In their article “Drafting and Revision Using Word Processing by Undergraduate Student Writers,” Anish M. Dave and David R. Russell attempt to refigure theories of drafting and revision in light of technological advances altering writing processes since drafting and revision became touchstones of composition pedagogy in the 1980s.
Process pedagogy prizes drafting and revision. Since its inception, however, process pedagogy has undergone many changes. Composition scholars and teachers have institutionalized the once novel and controversial process pedagogies; and subsequent trends—referred to as post-process pedagogies—have called into question several premises of the process movement.
The authors of this piece rethink concepts of drafting and revision by researching empirical data about pre-computer and computer eras of writing. Presupposing that drafting and revision demand social as well as cognitive theoretical frameworks, the authors show that research in the late 1980s and early 1990s tended to dismiss word processing as ineffective or irrelevant to the revision process. Studies from these years also suggest that multiple drafts benefited students, that students preferred hard-copies to computer screens, and that students viewed concepts of “drafts” differently than they do today.
Based on data collected by surveys and questionnaires, the authors produce several curious statistics, presented in charts and graphs, suggesting that students continue to focus their revisions on “local” rather than “global” issues. These statistics also show that very little has changed about the ways students view drafting and revision. Getting students to do more global revision still requires more thinking and theorizing.
The authors submit that encouraging multiple drafts is not enough to motivate students to do global revision and that the word process era has not affected the amount or ways that students revise.
In fact, because editing is much easier on computers, students have begun to assume that minor changes of grammar and syntax constitute global revision.
Because of this lack of progress in teaching revising and drafting, the authors propose that professors explain to students how to revise rather than “trick” students into revising by mandating multiple drafts and submissions. They also indicate that paper and computer screens are not mutually exclusive but symbiotic technologies that help students produce more and better drafts.
The authors conclude by calling for more empirical studies formatted and quantified in terms of tables and diagrams. They imply that scientific methodologies—what they call “process tracing studies”—could assist the field of writing instructors. Sidestepping definitive solutions, they express hope that their study will inspire future research and discussion about drafting and revision.
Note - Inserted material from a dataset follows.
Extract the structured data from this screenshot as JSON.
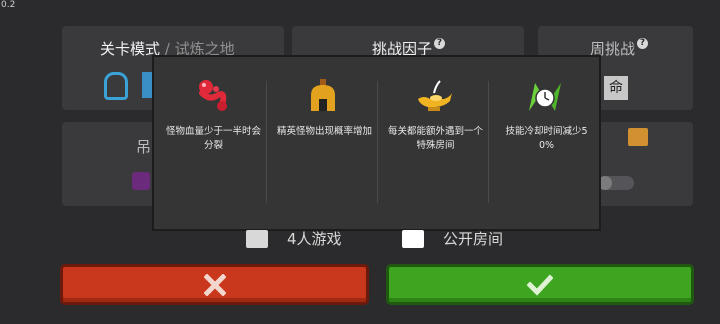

Their approach demonstrates that such research and discussion could benefit from empiricism.
Allen Porter Mendenhall
Anish M. Dave & David R. Russell. “Drafting and Revision Using Word Processing by Undergraduate Student Writers: Changing Conceptions and Practices.” Research in the Teaching of English. Vol. 44 (2010: 406-434).